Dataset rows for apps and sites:
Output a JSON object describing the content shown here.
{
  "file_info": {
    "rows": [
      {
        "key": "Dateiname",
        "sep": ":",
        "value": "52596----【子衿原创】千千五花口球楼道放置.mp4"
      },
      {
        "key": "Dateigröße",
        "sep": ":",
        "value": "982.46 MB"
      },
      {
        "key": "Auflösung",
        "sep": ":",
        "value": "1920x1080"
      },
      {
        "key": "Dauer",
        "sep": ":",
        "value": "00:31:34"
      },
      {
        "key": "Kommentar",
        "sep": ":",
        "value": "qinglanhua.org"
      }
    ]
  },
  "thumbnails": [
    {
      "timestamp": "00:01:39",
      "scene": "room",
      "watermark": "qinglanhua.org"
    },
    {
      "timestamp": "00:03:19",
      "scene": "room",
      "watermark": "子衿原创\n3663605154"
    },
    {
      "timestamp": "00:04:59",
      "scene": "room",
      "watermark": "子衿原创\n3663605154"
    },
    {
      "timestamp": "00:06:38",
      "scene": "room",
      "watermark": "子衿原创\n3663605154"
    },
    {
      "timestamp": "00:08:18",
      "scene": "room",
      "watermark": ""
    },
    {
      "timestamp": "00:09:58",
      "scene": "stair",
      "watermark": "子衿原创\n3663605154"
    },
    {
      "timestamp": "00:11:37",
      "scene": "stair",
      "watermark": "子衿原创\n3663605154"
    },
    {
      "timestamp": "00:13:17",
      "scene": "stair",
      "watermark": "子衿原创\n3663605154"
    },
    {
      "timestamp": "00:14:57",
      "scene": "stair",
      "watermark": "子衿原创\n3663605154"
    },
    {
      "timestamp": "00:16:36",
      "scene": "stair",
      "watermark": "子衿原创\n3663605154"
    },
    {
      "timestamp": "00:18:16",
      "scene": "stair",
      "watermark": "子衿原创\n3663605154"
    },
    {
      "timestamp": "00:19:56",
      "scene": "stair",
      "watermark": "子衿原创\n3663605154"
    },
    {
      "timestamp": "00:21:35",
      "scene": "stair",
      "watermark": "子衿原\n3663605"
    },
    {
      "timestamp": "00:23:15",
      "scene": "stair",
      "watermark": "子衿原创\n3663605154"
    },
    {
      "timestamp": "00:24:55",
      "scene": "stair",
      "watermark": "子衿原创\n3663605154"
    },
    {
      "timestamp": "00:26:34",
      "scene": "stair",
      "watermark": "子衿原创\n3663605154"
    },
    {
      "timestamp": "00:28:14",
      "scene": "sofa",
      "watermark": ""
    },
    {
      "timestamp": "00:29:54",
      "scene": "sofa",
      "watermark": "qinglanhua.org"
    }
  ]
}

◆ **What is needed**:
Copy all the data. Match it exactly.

◆ **Answer space**:
Output a JSON object describing the content shown here.
{
  "file_info": {
    "rows": [
      {
        "key": "Dateiname",
        "sep": ":",
        "value": "52596----【子衿原创】千千五花口球楼道放置.mp4"
      },
      {
        "key": "Dateigröße",
        "sep": ":",
        "value": "982.46 MB"
      },
      {
        "key": "Auflösung",
        "sep": ":",
        "value": "1920x1080"
      },
      {
        "key": "Dauer",
        "sep": ":",
        "value": "00:31:34"
      },
      {
        "key": "Kommentar",
        "sep": ":",
        "value": "qinglanhua.org"
      }
    ]
  },
  "thumbnails": [
    {
      "timestamp": "00:01:39",
      "scene": "room",
      "watermark": "qinglanhua.org"
    },
    {
      "timestamp": "00:03:19",
      "scene": "room",
      "watermark": "子衿原创\n3663605154"
    },
    {
      "timestamp": "00:04:59",
      "scene": "room",
      "watermark": "子衿原创\n3663605154"
    },
    {
      "timestamp": "00:06:38",
      "scene": "room",
      "watermark": "子衿原创\n3663605154"
    },
    {
      "timestamp": "00:08:18",
      "scene": "room",
      "watermark": ""
    },
    {
      "timestamp": "00:09:58",
      "scene": "stair",
      "watermark": "子衿原创\n3663605154"
    },
    {
      "timestamp": "00:11:37",
      "scene": "stair",
      "watermark": "子衿原创\n3663605154"
    },
    {
      "timestamp": "00:13:17",
      "scene": "stair",
      "watermark": "子衿原创\n3663605154"
    },
    {
      "timestamp": "00:14:57",
      "scene": "stair",
      "watermark": "子衿原创\n3663605154"
    },
    {
      "timestamp": "00:16:36",
      "scene": "stair",
      "watermark": "子衿原创\n3663605154"
    },
    {
      "timestamp": "00:18:16",
      "scene": "stair",
      "watermark": "子衿原创\n3663605154"
    },
    {
      "timestamp": "00:19:56",
      "scene": "stair",
      "watermark": "子衿原创\n3663605154"
    },
    {
      "timestamp": "00:21:35",
      "scene": "stair",
      "watermark": "子衿原\n3663605"
    },
    {
      "timestamp": "00:23:15",
      "scene": "stair",
      "watermark": "子衿原创\n3663605154"
    },
    {
      "timestamp": "00:24:55",
      "scene": "stair",
      "watermark": "子衿原创\n3663605154"
    },
    {
      "timestamp": "00:26:34",
      "scene": "stair",
      "watermark": "子衿原创\n3663605154"
    },
    {
      "timestamp": "00:28:14",
      "scene": "sofa",
      "watermark": ""
    },
    {
      "timestamp": "00:29:54",
      "scene": "sofa",
      "watermark": "qinglanhua.org"
    }
  ]
}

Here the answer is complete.